For our assignment, we will always start with a program node as the root of the whole tree. That is the only “not concrete” thing that should be part of our tree.


(-20 pts) Program won’t run

(-5 pts) Each extraneous symbol that is added to the tree

(25 pts) AST is properly formed

Extra Credit (20 pts)

Because of the way our grammar is defined (and because we want to produce a tree in list format) our tree WILL be nested correctly BUT our operands will be in reverse order. Since it is something that is consistent, it is an easy problem to handle in our interpreter (we already know it will be have this way, so just read in the operands in reverse order).

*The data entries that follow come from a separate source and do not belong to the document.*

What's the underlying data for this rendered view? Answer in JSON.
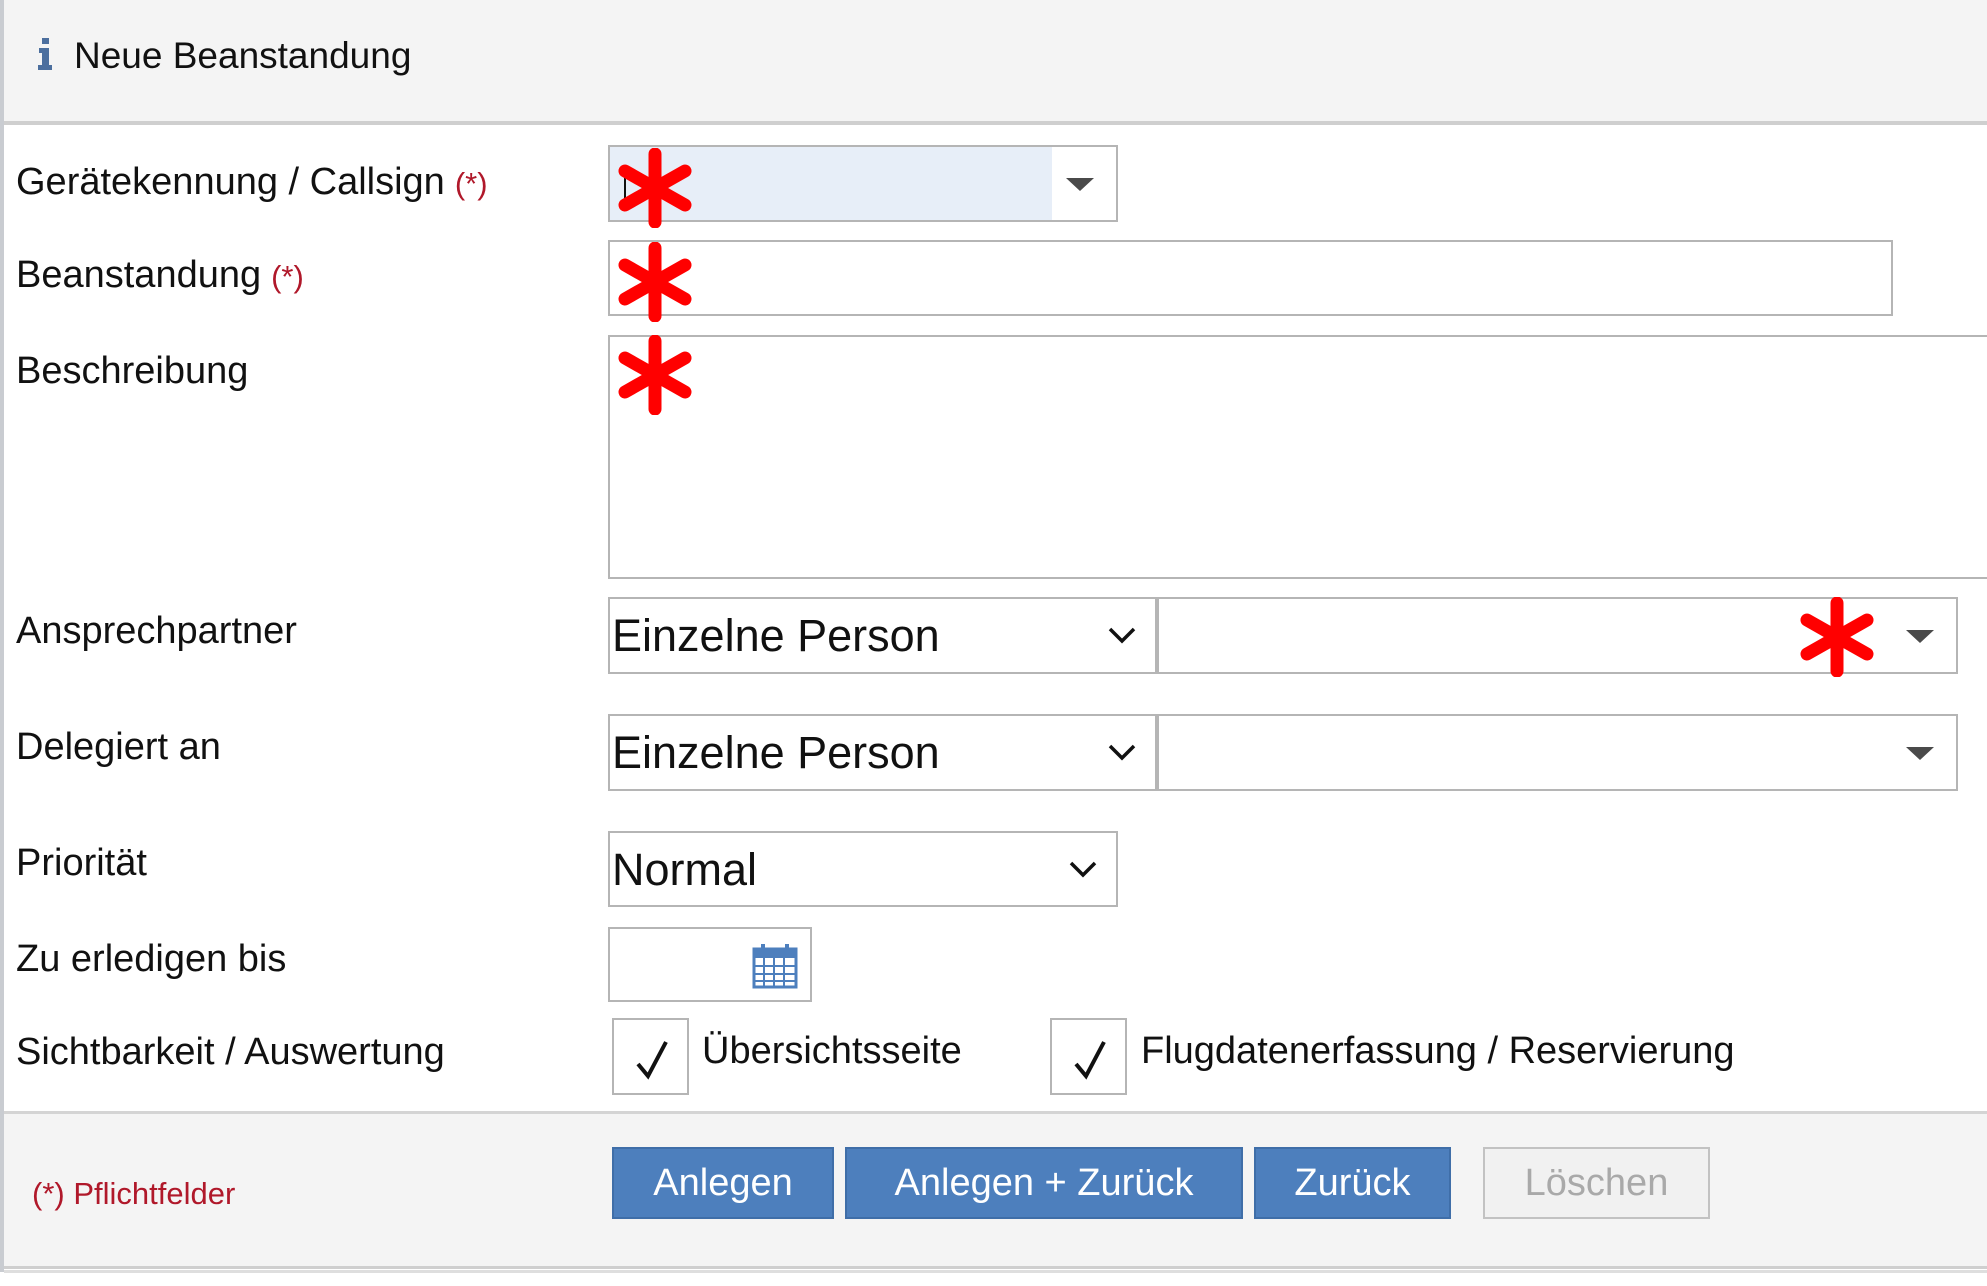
{
  "header": {
    "title": "Neue Beanstandung",
    "icon": "info-icon"
  },
  "required_marker": "(*)",
  "form": {
    "callsign": {
      "label": "Gerätekennung / Callsign",
      "required": true,
      "value": "",
      "type": "combobox"
    },
    "issue": {
      "label": "Beanstandung",
      "required": true,
      "value": ""
    },
    "description": {
      "label": "Beschreibung",
      "value": ""
    },
    "contact": {
      "label": "Ansprechpartner",
      "mode": "Einzelne Person",
      "person": ""
    },
    "delegated": {
      "label": "Delegiert an",
      "mode": "Einzelne Person",
      "person": ""
    },
    "priority": {
      "label": "Priorität",
      "value": "Normal"
    },
    "due_date": {
      "label": "Zu erledigen bis",
      "value": "",
      "icon": "calendar-icon"
    },
    "visibility": {
      "label": "Sichtbarkeit / Auswertung",
      "options": [
        {
          "label": "Übersichtsseite",
          "checked": true
        },
        {
          "label": "Flugdatenerfassung / Reservierung",
          "checked": true
        }
      ]
    }
  },
  "annotation": {
    "marker_symbol": "asterisk",
    "marker_color": "#ff0000"
  },
  "footer": {
    "required_note": "(*) Pflichtfelder",
    "buttons": {
      "create": "Anlegen",
      "create_back": "Anlegen + Zurück",
      "back": "Zurück",
      "delete": "Löschen"
    }
  },
  "colors": {
    "accent": "#4d7fbd",
    "required": "#b0182a",
    "focus_fill": "#e7eef8"
  }
}
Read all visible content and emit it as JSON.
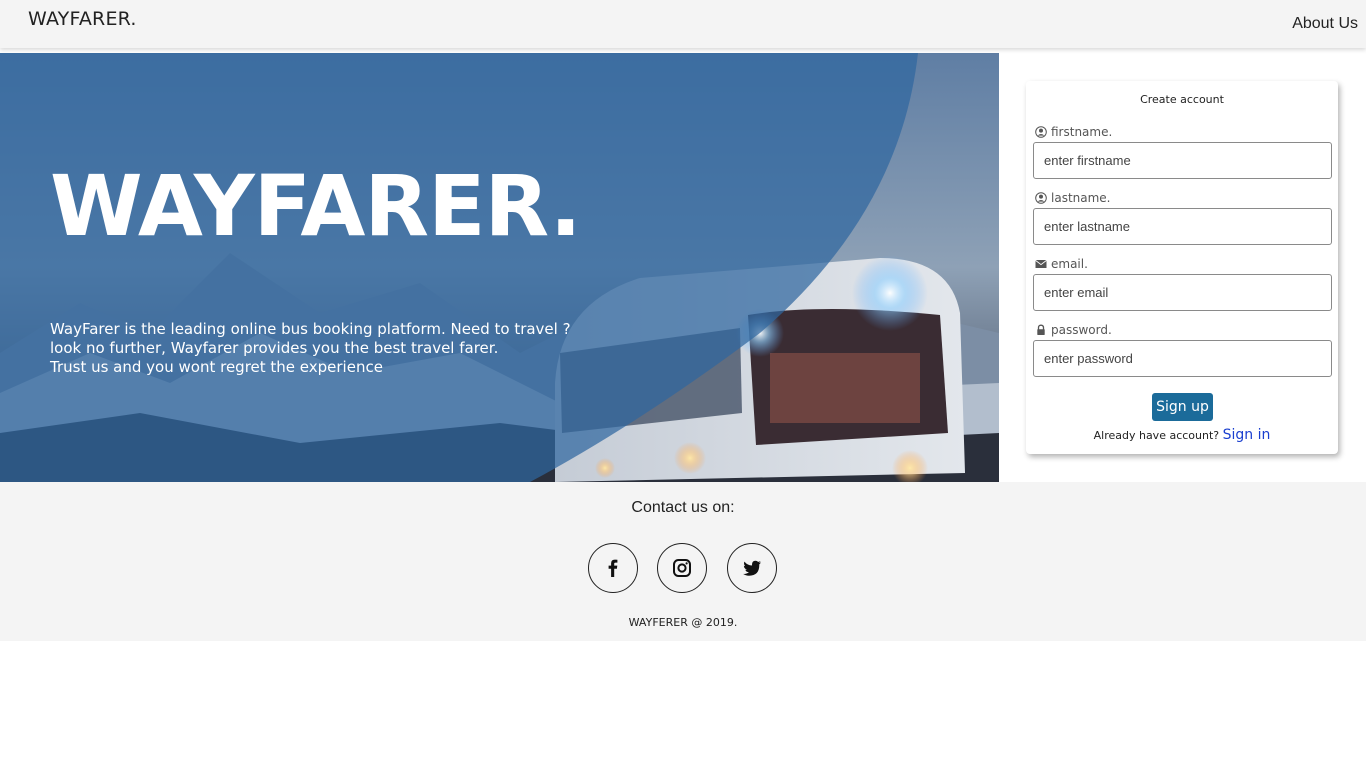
{
  "navbar": {
    "brand": "WAYFARER.",
    "about_link": "About Us"
  },
  "hero": {
    "title": "WAYFARER.",
    "lines": [
      "WayFarer is the leading online bus booking platform. Need to travel ?",
      "look no further, Wayfarer provides you the best travel farer.",
      "Trust us and you wont regret the experience"
    ]
  },
  "signup": {
    "title": "Create account",
    "fields": [
      {
        "label": "firstname.",
        "placeholder": "enter firstname",
        "icon": "user-circle-icon"
      },
      {
        "label": "lastname.",
        "placeholder": "enter lastname",
        "icon": "user-circle-icon"
      },
      {
        "label": "email.",
        "placeholder": "enter email",
        "icon": "envelope-icon"
      },
      {
        "label": "password.",
        "placeholder": "enter password",
        "icon": "lock-icon"
      }
    ],
    "submit_label": "Sign up",
    "signin_prompt": "Already have account?",
    "signin_link": "Sign in"
  },
  "footer": {
    "contact_title": "Contact us on:",
    "socials": [
      "facebook-icon",
      "instagram-icon",
      "twitter-icon"
    ],
    "copyright": "WAYFERER @ 2019."
  },
  "colors": {
    "navbar_bg": "#f4f4f4",
    "footer_bg": "#f4f4f4",
    "button_bg": "#1b6b9a",
    "link": "#1a3fcf"
  }
}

However, it is possible to produce the tree in list form with the operands in correct order. In order to do this, you will need to modify the AST.rb class. You will need to:

  1. add a method in AST.rb that allows you to swap the first child of a node
  2. instead of calling addChild everywhere in Parser.rb, there are at least 2 instances where you will need to call your new custom function instead (maybe called addAsFirstChild).

Deliverables (That means this is what you turn in)

  1. Parser.rb
  2. AST.rb (ONLY if you attempted the extra credit)


Using input1.txt

lu6292cur2b tmp d2d0a660efb2db2e

Using input3.txt

lu6292cur2b tmp 6401f266ef85fe8

Using input5.txt (not written according to grammar specifications)

lu6292cur2b tmp 333c94d7b0b98c18

Using input4.txt (not written according to grammar specifications)

lu6292cur2b tmp ba45ff973b2ab263